• TASK REQUIREMENTS
Print the data below exactly as it appears.

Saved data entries
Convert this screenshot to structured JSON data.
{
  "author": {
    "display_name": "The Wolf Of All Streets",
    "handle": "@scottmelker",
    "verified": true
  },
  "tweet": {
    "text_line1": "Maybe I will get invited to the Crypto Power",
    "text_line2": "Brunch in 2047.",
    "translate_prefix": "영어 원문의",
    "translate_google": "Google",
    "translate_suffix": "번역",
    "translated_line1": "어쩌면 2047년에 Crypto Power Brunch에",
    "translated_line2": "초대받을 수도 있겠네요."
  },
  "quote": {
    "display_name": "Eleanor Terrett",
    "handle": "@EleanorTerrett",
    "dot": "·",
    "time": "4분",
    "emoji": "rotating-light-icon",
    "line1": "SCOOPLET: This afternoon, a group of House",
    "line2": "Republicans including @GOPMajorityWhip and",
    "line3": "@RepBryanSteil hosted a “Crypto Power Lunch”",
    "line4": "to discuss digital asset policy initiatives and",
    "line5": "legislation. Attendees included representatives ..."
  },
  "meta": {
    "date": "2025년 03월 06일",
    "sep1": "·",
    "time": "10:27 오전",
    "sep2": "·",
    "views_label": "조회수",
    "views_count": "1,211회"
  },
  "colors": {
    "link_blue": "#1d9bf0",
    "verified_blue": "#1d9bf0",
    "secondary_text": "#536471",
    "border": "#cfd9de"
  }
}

• RESULT BELOW
Convert this screenshot to structured JSON data.
{
  "author": {
    "display_name": "The Wolf Of All Streets",
    "handle": "@scottmelker",
    "verified": true
  },
  "tweet": {
    "text_line1": "Maybe I will get invited to the Crypto Power",
    "text_line2": "Brunch in 2047.",
    "translate_prefix": "영어 원문의",
    "translate_google": "Google",
    "translate_suffix": "번역",
    "translated_line1": "어쩌면 2047년에 Crypto Power Brunch에",
    "translated_line2": "초대받을 수도 있겠네요."
  },
  "quote": {
    "display_name": "Eleanor Terrett",
    "handle": "@EleanorTerrett",
    "dot": "·",
    "time": "4분",
    "emoji": "rotating-light-icon",
    "line1": "SCOOPLET: This afternoon, a group of House",
    "line2": "Republicans including @GOPMajorityWhip and",
    "line3": "@RepBryanSteil hosted a “Crypto Power Lunch”",
    "line4": "to discuss digital asset policy initiatives and",
    "line5": "legislation. Attendees included representatives ..."
  },
  "meta": {
    "date": "2025년 03월 06일",
    "sep1": "·",
    "time": "10:27 오전",
    "sep2": "·",
    "views_label": "조회수",
    "views_count": "1,211회"
  },
  "colors": {
    "link_blue": "#1d9bf0",
    "verified_blue": "#1d9bf0",
    "secondary_text": "#536471",
    "border": "#cfd9de"
  }
}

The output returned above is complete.